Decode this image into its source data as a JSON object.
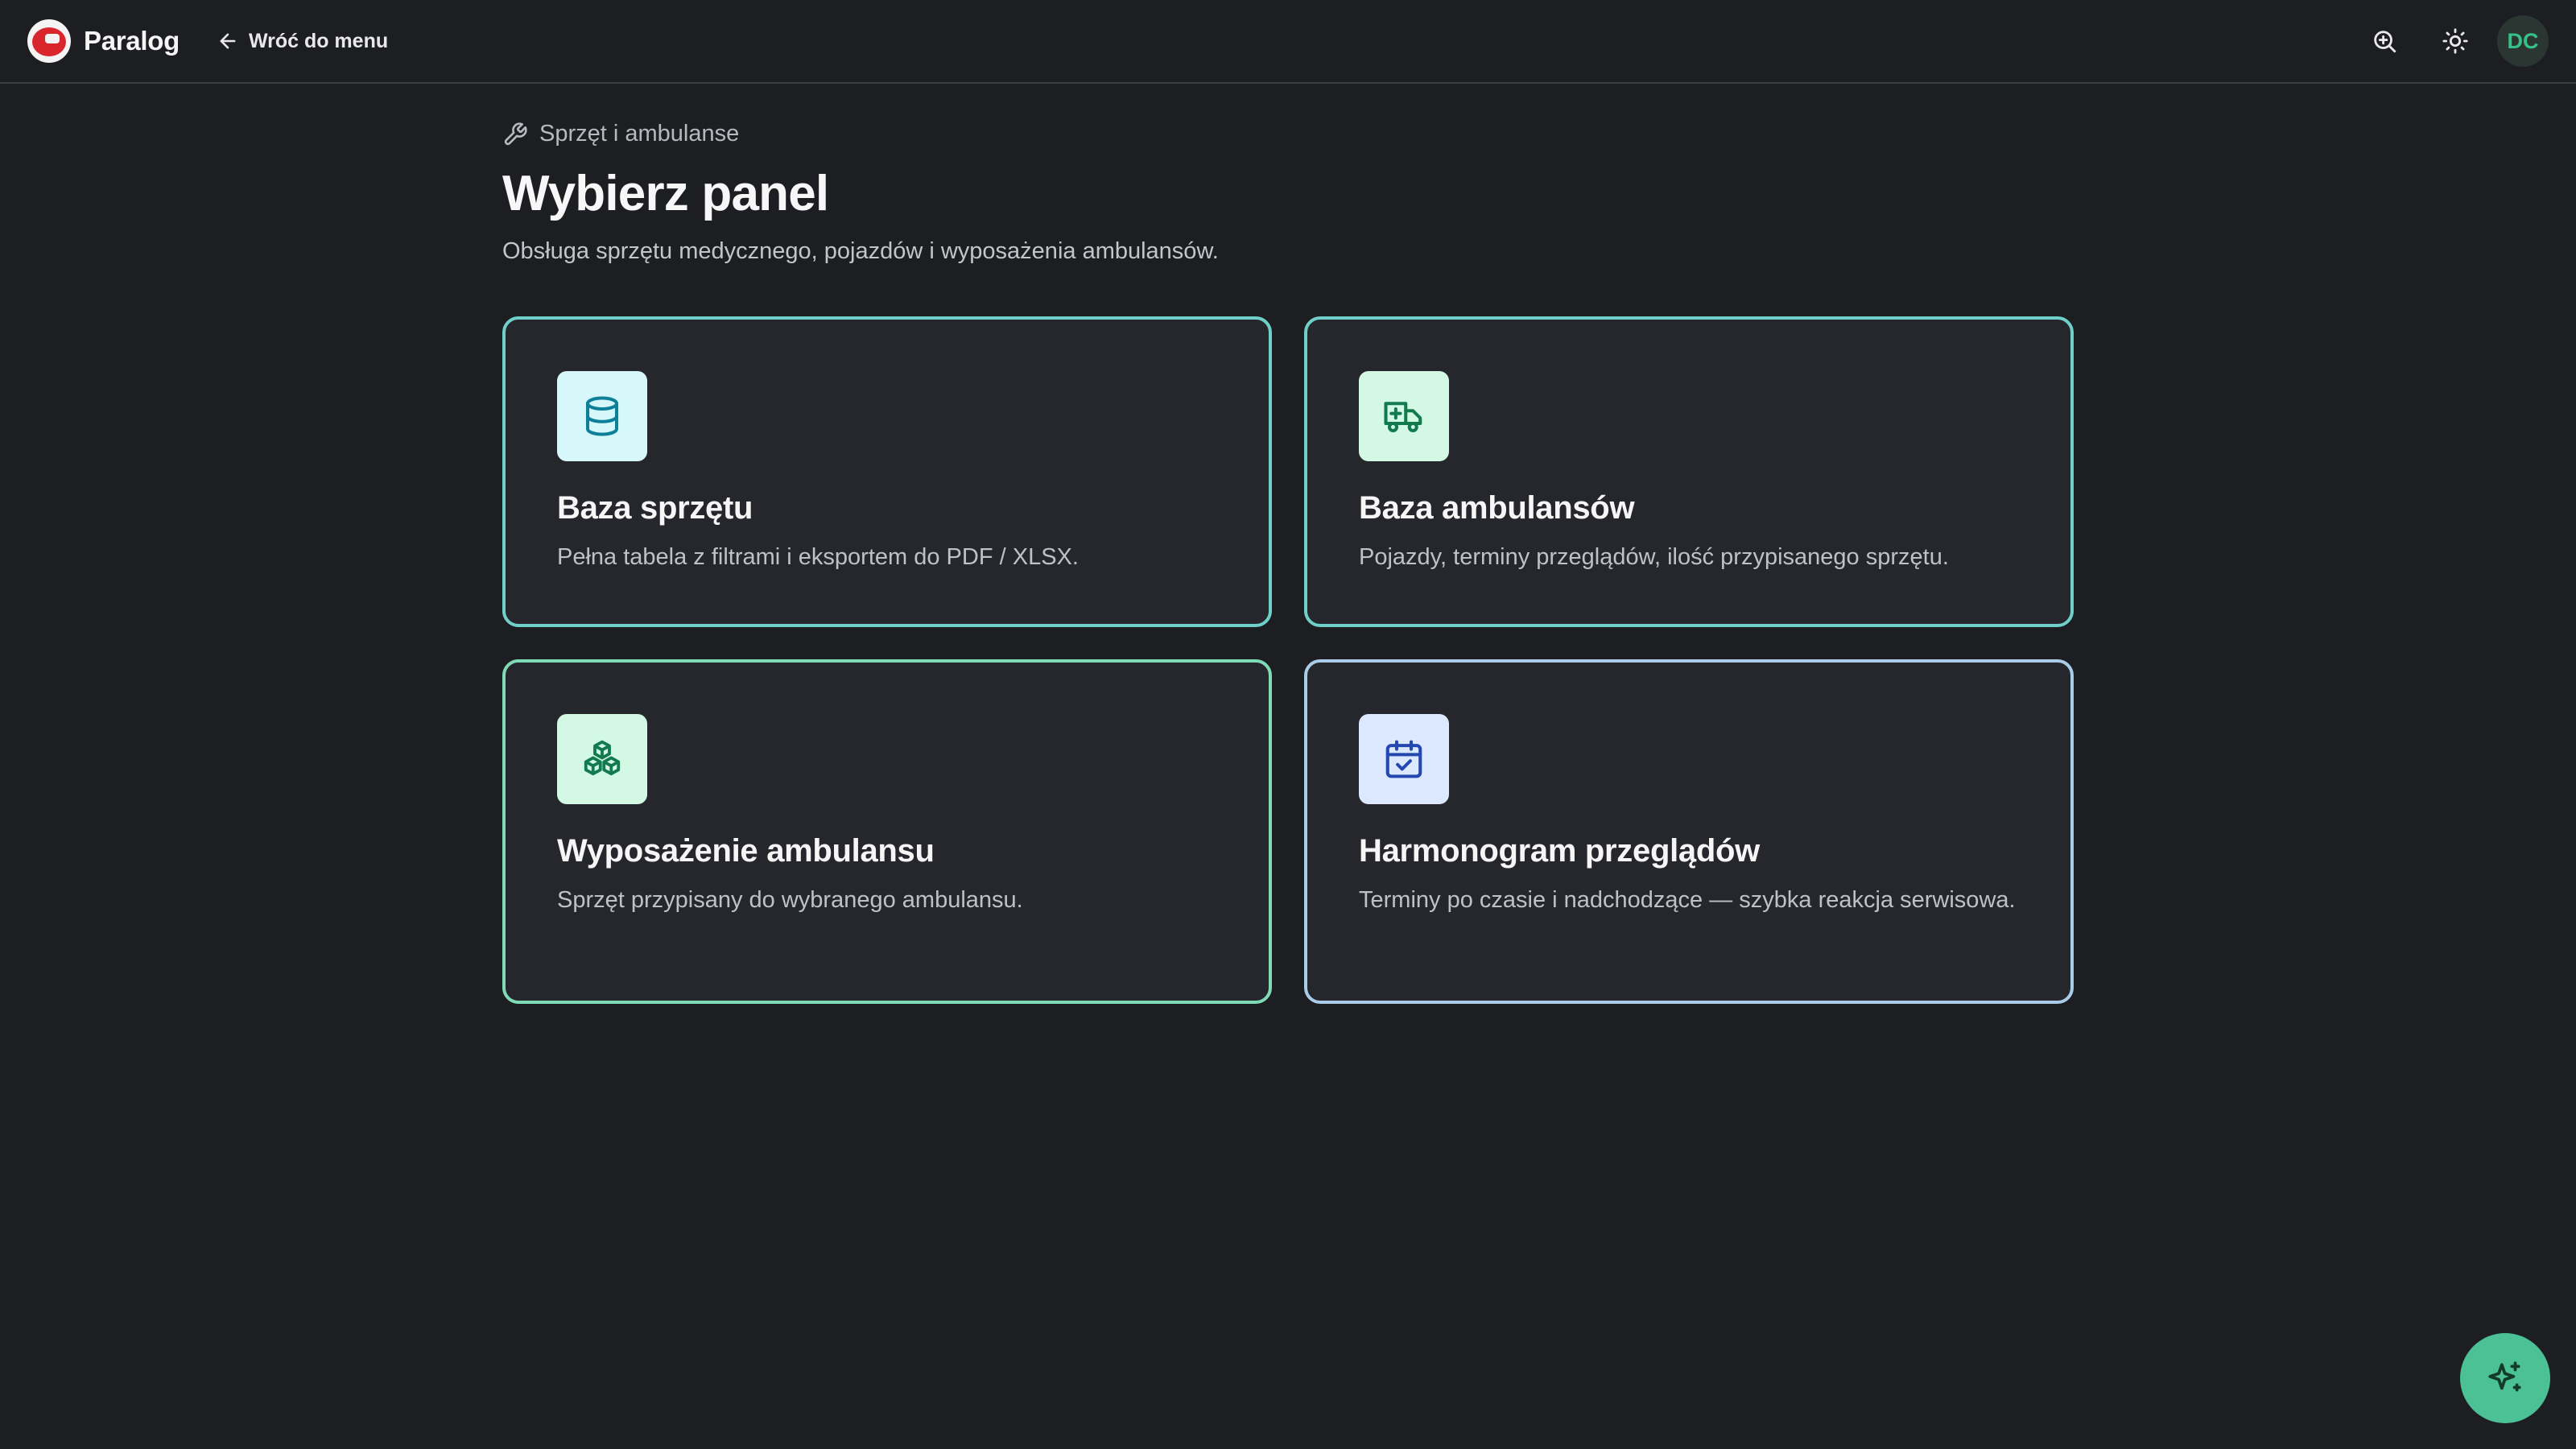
{
  "header": {
    "brand": "Paralog",
    "back_label": "Wróć do menu",
    "avatar_initials": "DC",
    "icons": [
      "zoom-in-icon",
      "sun-icon"
    ]
  },
  "main": {
    "breadcrumb": "Sprzęt i ambulanse",
    "title": "Wybierz panel",
    "subtitle": "Obsługa sprzętu medycznego, pojazdów i wyposażenia ambulansów.",
    "cards": [
      {
        "title": "Baza sprzętu",
        "description": "Pełna tabela z filtrami i eksportem do PDF / XLSX.",
        "icon": "database-icon"
      },
      {
        "title": "Baza ambulansów",
        "description": "Pojazdy, terminy przeglądów, ilość przypisanego sprzętu.",
        "icon": "ambulance-icon"
      },
      {
        "title": "Wyposażenie ambulansu",
        "description": "Sprzęt przypisany do wybranego ambulansu.",
        "icon": "boxes-icon"
      },
      {
        "title": "Harmonogram przeglądów",
        "description": "Terminy po czasie i nadchodzące — szybka reakcja serwisowa.",
        "icon": "calendar-check-icon"
      }
    ]
  },
  "colors": {
    "background": "#1d1e22",
    "card": "#26272d",
    "accent_teal": "#6fd0c9",
    "accent_green": "#4cc195",
    "avatar_text": "#34c28a"
  },
  "fab": {
    "icon": "sparkles-icon"
  }
}
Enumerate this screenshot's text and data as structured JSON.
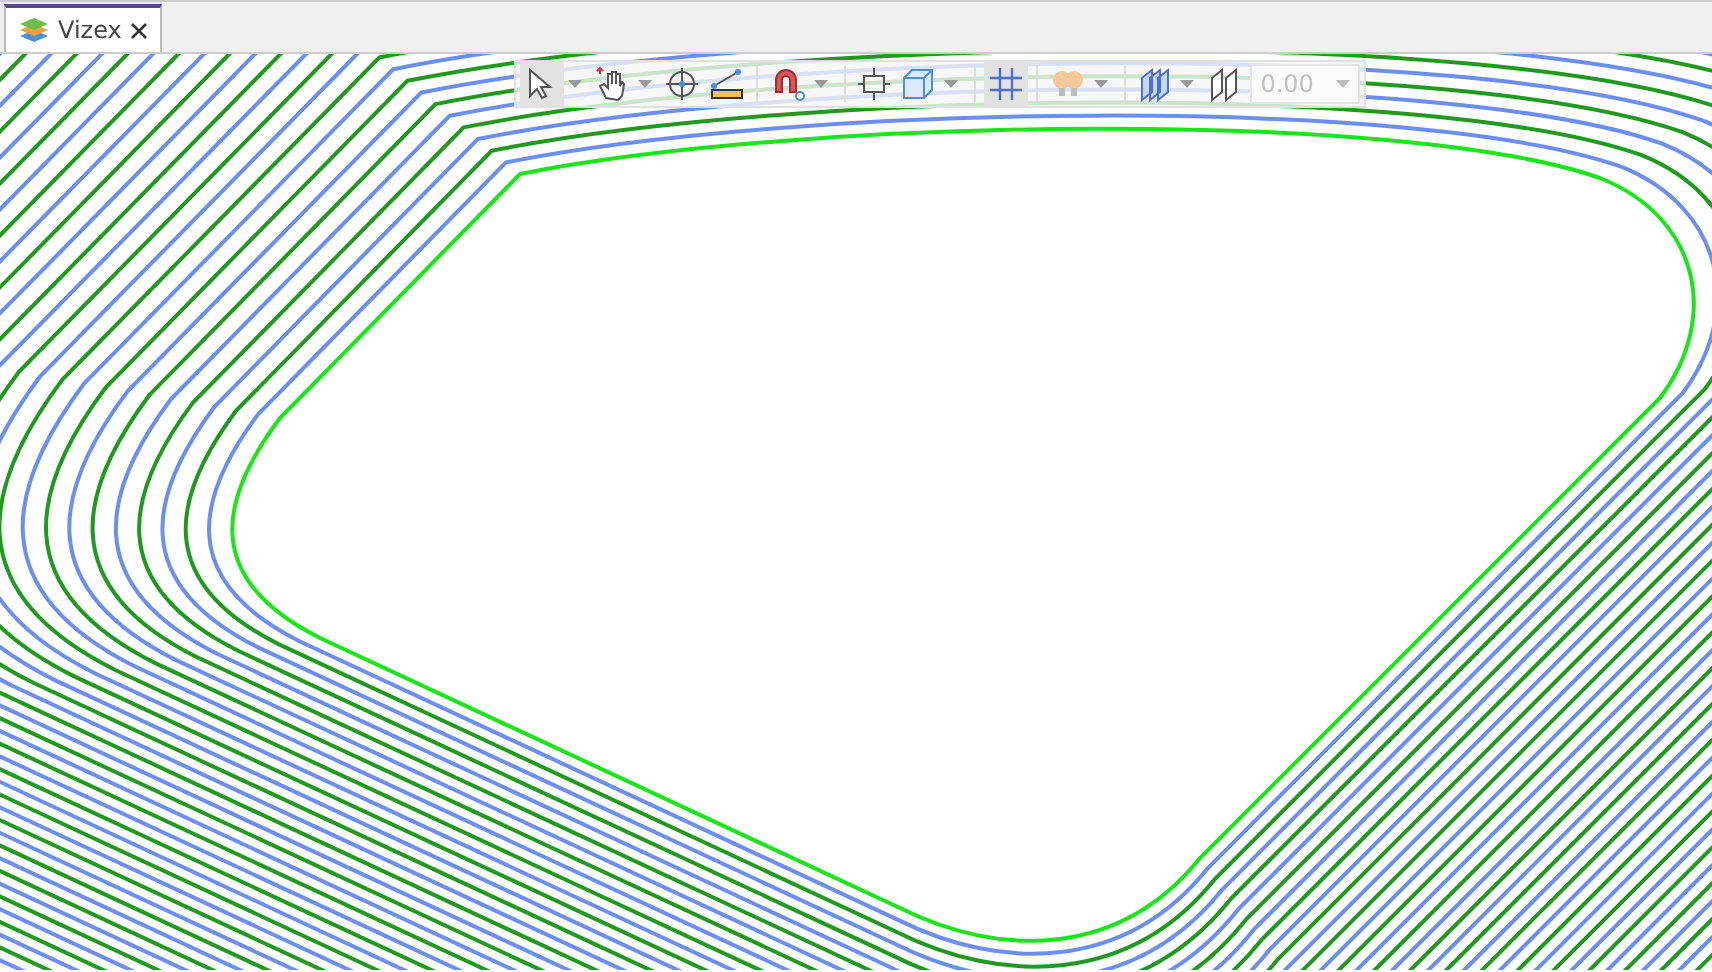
{
  "tabs": [
    {
      "label": "Vizex",
      "selected": true
    }
  ],
  "toolbar": {
    "items": [
      {
        "kind": "select",
        "selected": true,
        "dropdown": true
      },
      {
        "kind": "pan",
        "selected": false,
        "dropdown": true
      },
      {
        "kind": "target",
        "selected": false,
        "dropdown": false
      },
      {
        "kind": "measure",
        "selected": false,
        "dropdown": false
      },
      {
        "kind": "separator"
      },
      {
        "kind": "snap",
        "selected": false,
        "dropdown": true
      },
      {
        "kind": "separator"
      },
      {
        "kind": "fit",
        "selected": false,
        "dropdown": false
      },
      {
        "kind": "cube",
        "selected": false,
        "dropdown": true
      },
      {
        "kind": "separator"
      },
      {
        "kind": "grid",
        "selected": true,
        "dropdown": false
      },
      {
        "kind": "separator"
      },
      {
        "kind": "lights",
        "selected": false,
        "dropdown": true
      },
      {
        "kind": "separator"
      },
      {
        "kind": "sections",
        "selected": false,
        "dropdown": true
      },
      {
        "kind": "planes",
        "selected": false,
        "dropdown": false
      },
      {
        "kind": "field",
        "value": "0.00",
        "disabled": true
      }
    ]
  }
}
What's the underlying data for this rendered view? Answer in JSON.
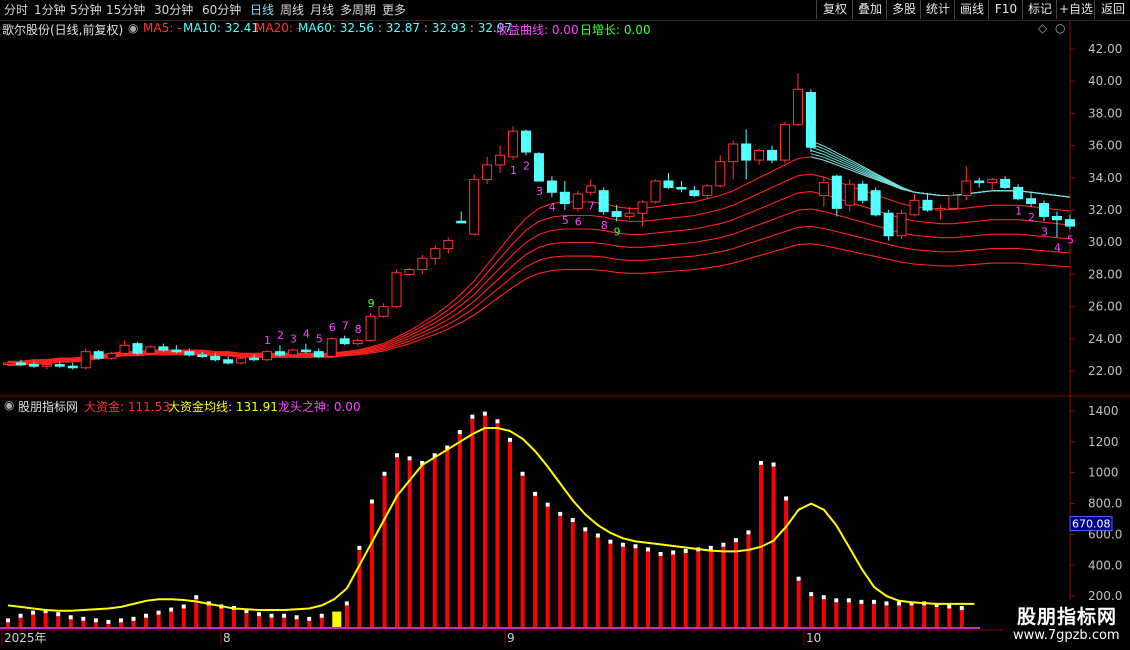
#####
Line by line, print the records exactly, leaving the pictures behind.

Decode this image into its source data as a JSON object.
{
  "header": {
    "brand": "Paralog",
    "back_label": "Wróć do menu",
    "avatar_initials": "DC",
    "icons": [
      "zoom-in-icon",
      "sun-icon"
    ]
  },
  "main": {
    "breadcrumb": "Sprzęt i ambulanse",
    "title": "Wybierz panel",
    "subtitle": "Obsługa sprzętu medycznego, pojazdów i wyposażenia ambulansów.",
    "cards": [
      {
        "title": "Baza sprzętu",
        "description": "Pełna tabela z filtrami i eksportem do PDF / XLSX.",
        "icon": "database-icon"
      },
      {
        "title": "Baza ambulansów",
        "description": "Pojazdy, terminy przeglądów, ilość przypisanego sprzętu.",
        "icon": "ambulance-icon"
      },
      {
        "title": "Wyposażenie ambulansu",
        "description": "Sprzęt przypisany do wybranego ambulansu.",
        "icon": "boxes-icon"
      },
      {
        "title": "Harmonogram przeglądów",
        "description": "Terminy po czasie i nadchodzące — szybka reakcja serwisowa.",
        "icon": "calendar-check-icon"
      }
    ]
  },
  "colors": {
    "background": "#1d1e22",
    "card": "#26272d",
    "accent_teal": "#6fd0c9",
    "accent_green": "#4cc195",
    "avatar_text": "#34c28a"
  },
  "fab": {
    "icon": "sparkles-icon"
  }
}
Enumerate this screenshot's text and data as structured JSON.
{
  "tabs": [
    {
      "label": "Vizex",
      "selected": true
    }
  ],
  "toolbar": {
    "items": [
      {
        "kind": "select",
        "selected": true,
        "dropdown": true
      },
      {
        "kind": "pan",
        "selected": false,
        "dropdown": true
      },
      {
        "kind": "target",
        "selected": false,
        "dropdown": false
      },
      {
        "kind": "measure",
        "selected": false,
        "dropdown": false
      },
      {
        "kind": "separator"
      },
      {
        "kind": "snap",
        "selected": false,
        "dropdown": true
      },
      {
        "kind": "separator"
      },
      {
        "kind": "fit",
        "selected": false,
        "dropdown": false
      },
      {
        "kind": "cube",
        "selected": false,
        "dropdown": true
      },
      {
        "kind": "separator"
      },
      {
        "kind": "grid",
        "selected": true,
        "dropdown": false
      },
      {
        "kind": "separator"
      },
      {
        "kind": "lights",
        "selected": false,
        "dropdown": true
      },
      {
        "kind": "separator"
      },
      {
        "kind": "sections",
        "selected": false,
        "dropdown": true
      },
      {
        "kind": "planes",
        "selected": false,
        "dropdown": false
      },
      {
        "kind": "field",
        "value": "0.00",
        "disabled": true
      }
    ]
  }
}
What's the underlying data for this rendered view? Answer in JSON.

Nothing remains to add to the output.